Data for this task:
= = =

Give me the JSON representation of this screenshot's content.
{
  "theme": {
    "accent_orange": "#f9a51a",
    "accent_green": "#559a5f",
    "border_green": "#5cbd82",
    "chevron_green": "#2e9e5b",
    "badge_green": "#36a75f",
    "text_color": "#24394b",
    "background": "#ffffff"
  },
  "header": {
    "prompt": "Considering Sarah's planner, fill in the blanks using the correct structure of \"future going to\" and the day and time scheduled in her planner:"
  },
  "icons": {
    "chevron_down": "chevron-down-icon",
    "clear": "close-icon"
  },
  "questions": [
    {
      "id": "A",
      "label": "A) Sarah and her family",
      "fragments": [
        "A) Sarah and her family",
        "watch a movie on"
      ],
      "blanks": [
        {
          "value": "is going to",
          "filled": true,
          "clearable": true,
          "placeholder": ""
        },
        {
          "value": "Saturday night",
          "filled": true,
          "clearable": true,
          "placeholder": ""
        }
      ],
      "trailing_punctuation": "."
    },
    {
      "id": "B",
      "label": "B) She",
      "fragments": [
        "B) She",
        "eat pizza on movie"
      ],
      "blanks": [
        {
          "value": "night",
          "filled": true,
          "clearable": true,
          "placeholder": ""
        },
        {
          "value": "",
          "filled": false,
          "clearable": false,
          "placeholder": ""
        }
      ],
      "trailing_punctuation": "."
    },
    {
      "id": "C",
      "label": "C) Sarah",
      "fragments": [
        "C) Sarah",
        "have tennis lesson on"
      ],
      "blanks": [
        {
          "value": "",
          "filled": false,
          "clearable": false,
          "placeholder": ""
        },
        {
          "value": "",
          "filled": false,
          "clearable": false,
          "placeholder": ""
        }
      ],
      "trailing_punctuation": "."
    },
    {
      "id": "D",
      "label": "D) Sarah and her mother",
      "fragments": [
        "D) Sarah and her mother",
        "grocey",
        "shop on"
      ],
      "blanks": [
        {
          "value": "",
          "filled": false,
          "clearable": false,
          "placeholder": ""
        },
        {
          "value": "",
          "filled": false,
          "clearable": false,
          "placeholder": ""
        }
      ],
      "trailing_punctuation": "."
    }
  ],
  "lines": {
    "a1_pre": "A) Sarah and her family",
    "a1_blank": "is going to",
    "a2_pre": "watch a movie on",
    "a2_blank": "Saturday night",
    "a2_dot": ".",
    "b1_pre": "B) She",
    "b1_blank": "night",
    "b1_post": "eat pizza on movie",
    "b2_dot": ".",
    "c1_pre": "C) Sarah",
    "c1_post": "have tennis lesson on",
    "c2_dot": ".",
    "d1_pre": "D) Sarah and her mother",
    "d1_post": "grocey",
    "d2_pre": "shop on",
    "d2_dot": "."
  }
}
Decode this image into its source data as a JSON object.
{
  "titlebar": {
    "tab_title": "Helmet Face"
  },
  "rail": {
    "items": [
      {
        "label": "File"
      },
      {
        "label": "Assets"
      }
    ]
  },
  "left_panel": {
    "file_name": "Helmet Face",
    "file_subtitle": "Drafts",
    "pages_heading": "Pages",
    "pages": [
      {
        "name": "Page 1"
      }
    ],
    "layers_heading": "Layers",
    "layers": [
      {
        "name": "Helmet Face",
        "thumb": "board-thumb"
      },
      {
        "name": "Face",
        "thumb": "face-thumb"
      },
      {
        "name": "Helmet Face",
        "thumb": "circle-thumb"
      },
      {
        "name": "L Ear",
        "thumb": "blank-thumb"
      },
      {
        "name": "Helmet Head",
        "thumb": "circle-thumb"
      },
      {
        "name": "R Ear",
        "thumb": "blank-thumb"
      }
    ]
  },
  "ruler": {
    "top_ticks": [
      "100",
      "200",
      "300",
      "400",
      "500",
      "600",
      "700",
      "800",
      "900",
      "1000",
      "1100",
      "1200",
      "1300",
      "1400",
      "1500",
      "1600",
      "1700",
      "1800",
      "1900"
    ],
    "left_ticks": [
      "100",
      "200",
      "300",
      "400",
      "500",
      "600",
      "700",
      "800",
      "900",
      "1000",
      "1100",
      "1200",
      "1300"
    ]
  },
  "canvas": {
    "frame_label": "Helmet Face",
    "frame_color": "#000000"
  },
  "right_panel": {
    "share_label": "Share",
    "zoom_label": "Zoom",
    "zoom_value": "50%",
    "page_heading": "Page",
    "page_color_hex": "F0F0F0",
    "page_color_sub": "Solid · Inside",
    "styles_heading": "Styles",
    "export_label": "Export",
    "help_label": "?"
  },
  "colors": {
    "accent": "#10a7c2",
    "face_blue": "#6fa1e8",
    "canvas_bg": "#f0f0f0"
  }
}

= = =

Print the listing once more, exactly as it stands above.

Response area:
Give me the JSON representation of this screenshot's content.
{
  "theme": {
    "accent_orange": "#f9a51a",
    "accent_green": "#559a5f",
    "border_green": "#5cbd82",
    "chevron_green": "#2e9e5b",
    "badge_green": "#36a75f",
    "text_color": "#24394b",
    "background": "#ffffff"
  },
  "header": {
    "prompt": "Considering Sarah's planner, fill in the blanks using the correct structure of \"future going to\" and the day and time scheduled in her planner:"
  },
  "icons": {
    "chevron_down": "chevron-down-icon",
    "clear": "close-icon"
  },
  "questions": [
    {
      "id": "A",
      "label": "A) Sarah and her family",
      "fragments": [
        "A) Sarah and her family",
        "watch a movie on"
      ],
      "blanks": [
        {
          "value": "is going to",
          "filled": true,
          "clearable": true,
          "placeholder": ""
        },
        {
          "value": "Saturday night",
          "filled": true,
          "clearable": true,
          "placeholder": ""
        }
      ],
      "trailing_punctuation": "."
    },
    {
      "id": "B",
      "label": "B) She",
      "fragments": [
        "B) She",
        "eat pizza on movie"
      ],
      "blanks": [
        {
          "value": "night",
          "filled": true,
          "clearable": true,
          "placeholder": ""
        },
        {
          "value": "",
          "filled": false,
          "clearable": false,
          "placeholder": ""
        }
      ],
      "trailing_punctuation": "."
    },
    {
      "id": "C",
      "label": "C) Sarah",
      "fragments": [
        "C) Sarah",
        "have tennis lesson on"
      ],
      "blanks": [
        {
          "value": "",
          "filled": false,
          "clearable": false,
          "placeholder": ""
        },
        {
          "value": "",
          "filled": false,
          "clearable": false,
          "placeholder": ""
        }
      ],
      "trailing_punctuation": "."
    },
    {
      "id": "D",
      "label": "D) Sarah and her mother",
      "fragments": [
        "D) Sarah and her mother",
        "grocey",
        "shop on"
      ],
      "blanks": [
        {
          "value": "",
          "filled": false,
          "clearable": false,
          "placeholder": ""
        },
        {
          "value": "",
          "filled": false,
          "clearable": false,
          "placeholder": ""
        }
      ],
      "trailing_punctuation": "."
    }
  ],
  "lines": {
    "a1_pre": "A) Sarah and her family",
    "a1_blank": "is going to",
    "a2_pre": "watch a movie on",
    "a2_blank": "Saturday night",
    "a2_dot": ".",
    "b1_pre": "B) She",
    "b1_blank": "night",
    "b1_post": "eat pizza on movie",
    "b2_dot": ".",
    "c1_pre": "C) Sarah",
    "c1_post": "have tennis lesson on",
    "c2_dot": ".",
    "d1_pre": "D) Sarah and her mother",
    "d1_post": "grocey",
    "d2_pre": "shop on",
    "d2_dot": "."
  }
}
Decode this image into its source data as a JSON object.
{
  "titlebar": {
    "tab_title": "Helmet Face"
  },
  "rail": {
    "items": [
      {
        "label": "File"
      },
      {
        "label": "Assets"
      }
    ]
  },
  "left_panel": {
    "file_name": "Helmet Face",
    "file_subtitle": "Drafts",
    "pages_heading": "Pages",
    "pages": [
      {
        "name": "Page 1"
      }
    ],
    "layers_heading": "Layers",
    "layers": [
      {
        "name": "Helmet Face",
        "thumb": "board-thumb"
      },
      {
        "name": "Face",
        "thumb": "face-thumb"
      },
      {
        "name": "Helmet Face",
        "thumb": "circle-thumb"
      },
      {
        "name": "L Ear",
        "thumb": "blank-thumb"
      },
      {
        "name": "Helmet Head",
        "thumb": "circle-thumb"
      },
      {
        "name": "R Ear",
        "thumb": "blank-thumb"
      }
    ]
  },
  "ruler": {
    "top_ticks": [
      "100",
      "200",
      "300",
      "400",
      "500",
      "600",
      "700",
      "800",
      "900",
      "1000",
      "1100",
      "1200",
      "1300",
      "1400",
      "1500",
      "1600",
      "1700",
      "1800",
      "1900"
    ],
    "left_ticks": [
      "100",
      "200",
      "300",
      "400",
      "500",
      "600",
      "700",
      "800",
      "900",
      "1000",
      "1100",
      "1200",
      "1300"
    ]
  },
  "canvas": {
    "frame_label": "Helmet Face",
    "frame_color": "#000000"
  },
  "right_panel": {
    "share_label": "Share",
    "zoom_label": "Zoom",
    "zoom_value": "50%",
    "page_heading": "Page",
    "page_color_hex": "F0F0F0",
    "page_color_sub": "Solid · Inside",
    "styles_heading": "Styles",
    "export_label": "Export",
    "help_label": "?"
  },
  "colors": {
    "accent": "#10a7c2",
    "face_blue": "#6fa1e8",
    "canvas_bg": "#f0f0f0"
  }
}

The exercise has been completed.